It’s part of a wider point about seeing the individual, not just the abstraction, when you start talking about public policy. Some people have the courage of their convictions to look someone in the face — possibly someone they love or care about — and tell them “if you do X, you deserve to go to jail”. But most don’t. Most can’t get to know someone and then still threaten them with a jail sentence for a victimless crime. It’s a lot easier to make an abstract decision in a voting booth about abstract “groups” of people, and it’s something that we all need to guard against. Public policy decisions affect very real people in very concrete ways; they are not merely abstract principles.
“If the UK and US governments believe that tactics like this are going to deter or intimidate us in any way from continuing to report aggressively on what these [Snowden] documents reveal, they are beyond deluded. If anything, it will have only the opposite effect: to embolden us even further.
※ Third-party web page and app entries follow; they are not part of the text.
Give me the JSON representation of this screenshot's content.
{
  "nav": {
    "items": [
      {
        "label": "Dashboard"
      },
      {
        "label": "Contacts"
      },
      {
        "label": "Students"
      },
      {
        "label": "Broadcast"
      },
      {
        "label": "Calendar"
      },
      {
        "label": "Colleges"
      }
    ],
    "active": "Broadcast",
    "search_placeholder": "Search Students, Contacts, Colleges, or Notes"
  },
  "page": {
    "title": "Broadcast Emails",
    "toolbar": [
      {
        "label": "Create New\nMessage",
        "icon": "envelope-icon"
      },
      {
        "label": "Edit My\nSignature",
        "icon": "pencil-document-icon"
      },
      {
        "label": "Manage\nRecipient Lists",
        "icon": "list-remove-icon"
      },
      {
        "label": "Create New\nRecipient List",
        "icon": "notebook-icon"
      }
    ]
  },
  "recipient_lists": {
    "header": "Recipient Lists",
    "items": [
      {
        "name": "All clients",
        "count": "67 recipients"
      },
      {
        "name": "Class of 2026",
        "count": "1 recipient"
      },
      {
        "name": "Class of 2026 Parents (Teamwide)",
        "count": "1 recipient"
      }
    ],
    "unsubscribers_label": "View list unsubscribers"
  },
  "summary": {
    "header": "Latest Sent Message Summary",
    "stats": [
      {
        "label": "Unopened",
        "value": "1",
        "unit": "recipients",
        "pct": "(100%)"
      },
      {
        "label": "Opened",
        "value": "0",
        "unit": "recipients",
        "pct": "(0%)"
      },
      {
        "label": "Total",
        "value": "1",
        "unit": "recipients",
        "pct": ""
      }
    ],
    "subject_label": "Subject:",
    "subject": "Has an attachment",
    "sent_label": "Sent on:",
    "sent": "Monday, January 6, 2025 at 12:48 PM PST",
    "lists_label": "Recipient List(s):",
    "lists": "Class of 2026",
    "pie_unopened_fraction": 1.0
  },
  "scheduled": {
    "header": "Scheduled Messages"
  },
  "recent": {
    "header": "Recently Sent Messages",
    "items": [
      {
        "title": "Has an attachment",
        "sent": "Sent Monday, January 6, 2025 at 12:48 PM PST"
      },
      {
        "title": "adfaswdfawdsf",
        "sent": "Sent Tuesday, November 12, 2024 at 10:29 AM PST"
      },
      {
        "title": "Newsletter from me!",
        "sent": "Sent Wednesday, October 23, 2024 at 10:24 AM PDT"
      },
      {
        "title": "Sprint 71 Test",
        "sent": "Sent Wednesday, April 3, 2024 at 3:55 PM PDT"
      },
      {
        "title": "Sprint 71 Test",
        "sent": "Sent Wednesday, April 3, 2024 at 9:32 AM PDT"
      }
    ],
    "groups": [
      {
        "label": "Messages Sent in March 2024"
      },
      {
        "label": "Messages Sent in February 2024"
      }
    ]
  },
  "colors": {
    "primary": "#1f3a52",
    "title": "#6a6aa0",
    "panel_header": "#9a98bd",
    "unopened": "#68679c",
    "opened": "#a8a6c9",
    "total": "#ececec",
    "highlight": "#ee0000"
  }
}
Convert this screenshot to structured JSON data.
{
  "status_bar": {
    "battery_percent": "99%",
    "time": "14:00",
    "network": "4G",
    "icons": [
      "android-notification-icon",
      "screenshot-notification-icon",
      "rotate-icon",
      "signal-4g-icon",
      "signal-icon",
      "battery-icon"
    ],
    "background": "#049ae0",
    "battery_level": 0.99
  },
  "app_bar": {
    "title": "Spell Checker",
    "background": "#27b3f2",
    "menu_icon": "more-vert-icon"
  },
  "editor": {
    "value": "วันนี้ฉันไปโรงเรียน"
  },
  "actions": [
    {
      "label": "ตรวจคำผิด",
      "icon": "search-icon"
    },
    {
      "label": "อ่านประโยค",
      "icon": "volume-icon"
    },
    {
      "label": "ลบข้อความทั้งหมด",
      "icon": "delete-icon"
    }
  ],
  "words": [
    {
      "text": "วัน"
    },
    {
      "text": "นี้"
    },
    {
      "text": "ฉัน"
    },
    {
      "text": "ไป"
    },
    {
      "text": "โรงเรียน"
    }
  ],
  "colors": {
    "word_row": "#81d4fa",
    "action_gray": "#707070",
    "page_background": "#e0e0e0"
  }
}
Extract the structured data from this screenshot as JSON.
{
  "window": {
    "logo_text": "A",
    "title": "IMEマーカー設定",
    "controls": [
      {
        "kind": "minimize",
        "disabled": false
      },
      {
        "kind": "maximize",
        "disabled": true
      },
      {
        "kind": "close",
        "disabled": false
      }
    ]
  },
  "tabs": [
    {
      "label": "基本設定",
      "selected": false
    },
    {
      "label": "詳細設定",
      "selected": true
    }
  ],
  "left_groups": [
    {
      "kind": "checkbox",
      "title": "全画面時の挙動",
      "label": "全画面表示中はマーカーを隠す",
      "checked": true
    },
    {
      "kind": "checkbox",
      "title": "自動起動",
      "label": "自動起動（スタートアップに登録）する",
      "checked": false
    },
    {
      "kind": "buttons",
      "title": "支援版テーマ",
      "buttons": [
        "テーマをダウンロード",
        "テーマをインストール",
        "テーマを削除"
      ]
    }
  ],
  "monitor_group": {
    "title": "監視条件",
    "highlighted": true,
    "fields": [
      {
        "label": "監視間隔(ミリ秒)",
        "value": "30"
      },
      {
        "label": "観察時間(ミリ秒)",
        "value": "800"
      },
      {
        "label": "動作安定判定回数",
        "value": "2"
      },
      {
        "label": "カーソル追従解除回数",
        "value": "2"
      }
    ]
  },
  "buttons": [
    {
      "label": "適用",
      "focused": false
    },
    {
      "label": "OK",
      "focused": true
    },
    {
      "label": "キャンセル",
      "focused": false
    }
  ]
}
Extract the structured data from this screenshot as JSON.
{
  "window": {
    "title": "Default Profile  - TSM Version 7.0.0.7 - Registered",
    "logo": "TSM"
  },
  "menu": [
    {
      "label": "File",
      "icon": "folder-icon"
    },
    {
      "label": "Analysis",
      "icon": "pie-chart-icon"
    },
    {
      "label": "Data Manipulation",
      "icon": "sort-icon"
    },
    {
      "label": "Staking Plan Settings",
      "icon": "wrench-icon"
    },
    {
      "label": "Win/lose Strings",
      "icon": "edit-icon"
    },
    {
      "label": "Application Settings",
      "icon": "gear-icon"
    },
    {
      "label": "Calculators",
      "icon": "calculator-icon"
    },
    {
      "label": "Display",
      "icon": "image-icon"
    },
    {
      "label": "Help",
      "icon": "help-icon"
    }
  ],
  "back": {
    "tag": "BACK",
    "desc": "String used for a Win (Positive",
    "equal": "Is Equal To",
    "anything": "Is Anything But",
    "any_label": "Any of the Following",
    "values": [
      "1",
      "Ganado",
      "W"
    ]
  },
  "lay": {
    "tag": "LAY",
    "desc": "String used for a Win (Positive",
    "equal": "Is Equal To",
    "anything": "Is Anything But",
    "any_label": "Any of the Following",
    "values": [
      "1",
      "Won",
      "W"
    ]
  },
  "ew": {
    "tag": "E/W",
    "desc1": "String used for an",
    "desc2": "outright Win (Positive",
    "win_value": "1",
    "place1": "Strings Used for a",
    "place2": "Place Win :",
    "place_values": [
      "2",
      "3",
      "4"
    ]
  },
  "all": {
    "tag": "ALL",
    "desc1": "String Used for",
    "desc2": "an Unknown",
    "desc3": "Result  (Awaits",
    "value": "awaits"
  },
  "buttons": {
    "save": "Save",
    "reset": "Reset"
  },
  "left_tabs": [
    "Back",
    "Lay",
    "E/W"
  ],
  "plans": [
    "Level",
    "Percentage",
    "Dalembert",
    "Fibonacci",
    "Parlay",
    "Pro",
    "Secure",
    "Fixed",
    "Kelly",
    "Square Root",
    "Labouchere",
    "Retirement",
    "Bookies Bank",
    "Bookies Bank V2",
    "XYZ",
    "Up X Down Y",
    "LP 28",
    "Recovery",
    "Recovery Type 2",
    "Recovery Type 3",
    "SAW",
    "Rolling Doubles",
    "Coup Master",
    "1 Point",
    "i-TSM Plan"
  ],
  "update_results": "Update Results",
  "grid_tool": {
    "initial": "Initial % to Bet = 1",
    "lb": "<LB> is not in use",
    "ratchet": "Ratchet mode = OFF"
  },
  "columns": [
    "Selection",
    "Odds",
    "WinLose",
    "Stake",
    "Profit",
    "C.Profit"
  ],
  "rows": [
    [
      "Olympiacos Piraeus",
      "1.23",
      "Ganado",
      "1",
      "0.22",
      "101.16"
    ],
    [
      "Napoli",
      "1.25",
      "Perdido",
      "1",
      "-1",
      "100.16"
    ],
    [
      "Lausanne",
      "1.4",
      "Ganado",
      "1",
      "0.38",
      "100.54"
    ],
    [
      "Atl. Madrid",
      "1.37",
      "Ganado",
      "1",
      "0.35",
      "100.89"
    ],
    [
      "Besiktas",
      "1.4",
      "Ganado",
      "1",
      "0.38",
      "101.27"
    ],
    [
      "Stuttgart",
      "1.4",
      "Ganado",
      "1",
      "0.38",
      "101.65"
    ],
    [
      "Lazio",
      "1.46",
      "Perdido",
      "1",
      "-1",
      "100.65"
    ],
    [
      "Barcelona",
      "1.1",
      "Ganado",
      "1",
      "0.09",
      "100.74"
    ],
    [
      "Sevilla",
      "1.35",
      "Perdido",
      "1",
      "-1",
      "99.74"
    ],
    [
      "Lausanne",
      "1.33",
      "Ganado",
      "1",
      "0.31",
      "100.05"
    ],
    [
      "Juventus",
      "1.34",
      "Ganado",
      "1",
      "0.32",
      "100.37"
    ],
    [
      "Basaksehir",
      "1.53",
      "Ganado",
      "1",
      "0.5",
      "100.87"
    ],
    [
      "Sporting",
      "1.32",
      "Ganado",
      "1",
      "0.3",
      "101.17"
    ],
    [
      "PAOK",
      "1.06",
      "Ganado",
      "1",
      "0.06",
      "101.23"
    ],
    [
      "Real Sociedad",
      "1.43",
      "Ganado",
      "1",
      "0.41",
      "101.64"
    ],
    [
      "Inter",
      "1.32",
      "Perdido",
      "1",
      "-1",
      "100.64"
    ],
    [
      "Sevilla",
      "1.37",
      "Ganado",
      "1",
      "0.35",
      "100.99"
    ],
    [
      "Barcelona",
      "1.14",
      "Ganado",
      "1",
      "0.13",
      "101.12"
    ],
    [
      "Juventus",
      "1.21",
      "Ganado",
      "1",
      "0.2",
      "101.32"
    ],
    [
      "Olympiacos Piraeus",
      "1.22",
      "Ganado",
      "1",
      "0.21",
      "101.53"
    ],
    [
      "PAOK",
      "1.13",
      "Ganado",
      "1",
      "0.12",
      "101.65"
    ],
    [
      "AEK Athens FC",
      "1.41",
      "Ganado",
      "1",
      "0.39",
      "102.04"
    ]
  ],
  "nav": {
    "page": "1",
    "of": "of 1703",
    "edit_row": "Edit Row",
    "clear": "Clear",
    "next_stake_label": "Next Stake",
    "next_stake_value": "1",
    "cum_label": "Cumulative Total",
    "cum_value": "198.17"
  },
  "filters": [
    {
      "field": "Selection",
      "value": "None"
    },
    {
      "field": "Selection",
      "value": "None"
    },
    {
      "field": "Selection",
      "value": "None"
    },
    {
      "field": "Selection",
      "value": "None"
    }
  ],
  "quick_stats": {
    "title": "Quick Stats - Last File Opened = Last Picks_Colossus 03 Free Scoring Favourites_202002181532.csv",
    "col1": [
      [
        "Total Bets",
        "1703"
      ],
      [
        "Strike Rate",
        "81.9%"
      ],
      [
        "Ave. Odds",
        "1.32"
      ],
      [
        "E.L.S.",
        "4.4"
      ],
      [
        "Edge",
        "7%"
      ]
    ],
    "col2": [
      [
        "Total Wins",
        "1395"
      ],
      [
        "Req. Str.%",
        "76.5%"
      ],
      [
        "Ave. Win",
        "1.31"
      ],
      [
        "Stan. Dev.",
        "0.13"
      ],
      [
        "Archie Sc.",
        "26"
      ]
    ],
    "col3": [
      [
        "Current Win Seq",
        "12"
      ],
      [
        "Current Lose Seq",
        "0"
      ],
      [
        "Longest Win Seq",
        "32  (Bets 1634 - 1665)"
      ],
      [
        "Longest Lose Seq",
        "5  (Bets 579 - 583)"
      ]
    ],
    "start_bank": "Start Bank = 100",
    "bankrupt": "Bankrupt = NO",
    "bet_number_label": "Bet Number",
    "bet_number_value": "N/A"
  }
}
Beyond that, every time the US and UK governments show their true character to the world – when they prevent the Bolivian President’s plane from flying safely home, when they threaten journalists with prosecution, when they engage in behavior like what they did today – all they do is helpfully underscore why it’s so dangerous to allow them to exercise vast, unchecked spying power in the dark.”
– Glenn Greenwald writing in response to his partner David Miranda’s 9 hour detention by UK authorities at Heathrow Airport.